*WHAT IS NEEDED*.
Reproduce, exactly and in full, the records that follow, minus any pictures.

Entries from a dataset of interfaces
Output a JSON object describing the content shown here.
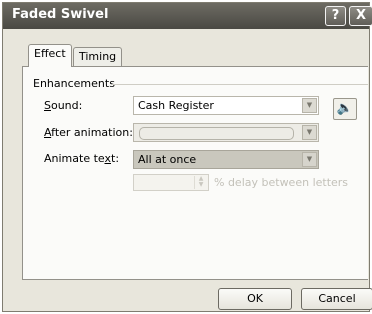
{
  "dialog": {
    "title": "Faded Swivel",
    "help_button": "?",
    "close_button": "X"
  },
  "tabs": [
    {
      "label": "Effect",
      "selected": true
    },
    {
      "label": "Timing",
      "selected": false
    }
  ],
  "enhancements": {
    "group_label": "Enhancements",
    "sound": {
      "label_u": "S",
      "label_rest": "ound:",
      "value": "Cash Register"
    },
    "after_animation": {
      "label_u": "A",
      "label_rest": "fter animation:",
      "value": ""
    },
    "animate_text": {
      "label_pre": "Animate te",
      "label_u": "x",
      "label_rest": "t:",
      "value": "All at once"
    },
    "delay": {
      "value": "",
      "label": "% delay between letters"
    }
  },
  "buttons": {
    "ok": "OK",
    "cancel": "Cancel"
  }
}
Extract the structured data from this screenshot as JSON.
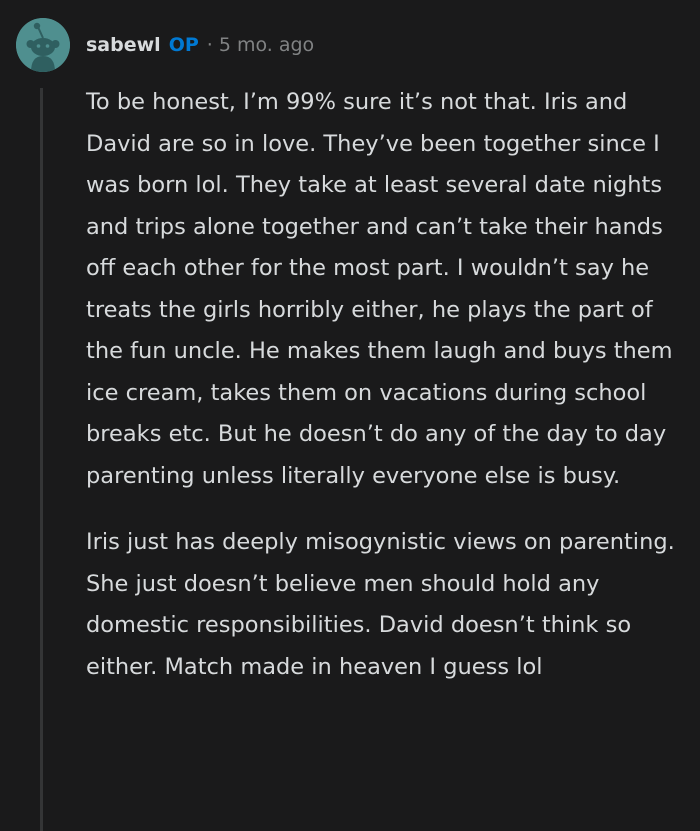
{
  "comment": {
    "author": "sabewl",
    "op_badge": "OP",
    "separator": "·",
    "timestamp": "5 mo. ago",
    "avatar_icon": "reddit-snoo-avatar-icon",
    "avatar_color": "#4f8f8f",
    "paragraphs": [
      "To be honest, I’m 99% sure it’s not that. Iris and David are so in love. They’ve been together since I was born lol. They take at least several date nights and trips alone together and can’t take their hands off each other for the most part. I wouldn’t say he treats the girls horribly either, he plays the part of the fun uncle. He makes them laugh and buys them ice cream, takes them on vacations during school breaks etc. But he doesn’t do any of the day to day parenting unless literally everyone else is busy.",
      "Iris just has deeply misogynistic views on parenting. She just doesn’t believe men should hold any domestic responsibilities. David doesn’t think so either. Match made in heaven I guess lol"
    ]
  },
  "colors": {
    "background": "#1a1a1b",
    "text": "#d7dadc",
    "meta": "#818384",
    "op_accent": "#0079d3",
    "thread_line": "#343536"
  }
}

*OUTPUT*.
Output a JSON object describing the content shown here.
{
  "dialog": {
    "title": "Faded Swivel",
    "help_button": "?",
    "close_button": "X"
  },
  "tabs": [
    {
      "label": "Effect",
      "selected": true
    },
    {
      "label": "Timing",
      "selected": false
    }
  ],
  "enhancements": {
    "group_label": "Enhancements",
    "sound": {
      "label_u": "S",
      "label_rest": "ound:",
      "value": "Cash Register"
    },
    "after_animation": {
      "label_u": "A",
      "label_rest": "fter animation:",
      "value": ""
    },
    "animate_text": {
      "label_pre": "Animate te",
      "label_u": "x",
      "label_rest": "t:",
      "value": "All at once"
    },
    "delay": {
      "value": "",
      "label": "% delay between letters"
    }
  },
  "buttons": {
    "ok": "OK",
    "cancel": "Cancel"
  }
}
Extract the structured data from this screenshot as JSON.
{
  "comment": {
    "author": "sabewl",
    "op_badge": "OP",
    "separator": "·",
    "timestamp": "5 mo. ago",
    "avatar_icon": "reddit-snoo-avatar-icon",
    "avatar_color": "#4f8f8f",
    "paragraphs": [
      "To be honest, I’m 99% sure it’s not that. Iris and David are so in love. They’ve been together since I was born lol. They take at least several date nights and trips alone together and can’t take their hands off each other for the most part. I wouldn’t say he treats the girls horribly either, he plays the part of the fun uncle. He makes them laugh and buys them ice cream, takes them on vacations during school breaks etc. But he doesn’t do any of the day to day parenting unless literally everyone else is busy.",
      "Iris just has deeply misogynistic views on parenting. She just doesn’t believe men should hold any domestic responsibilities. David doesn’t think so either. Match made in heaven I guess lol"
    ]
  },
  "colors": {
    "background": "#1a1a1b",
    "text": "#d7dadc",
    "meta": "#818384",
    "op_accent": "#0079d3",
    "thread_line": "#343536"
  }
}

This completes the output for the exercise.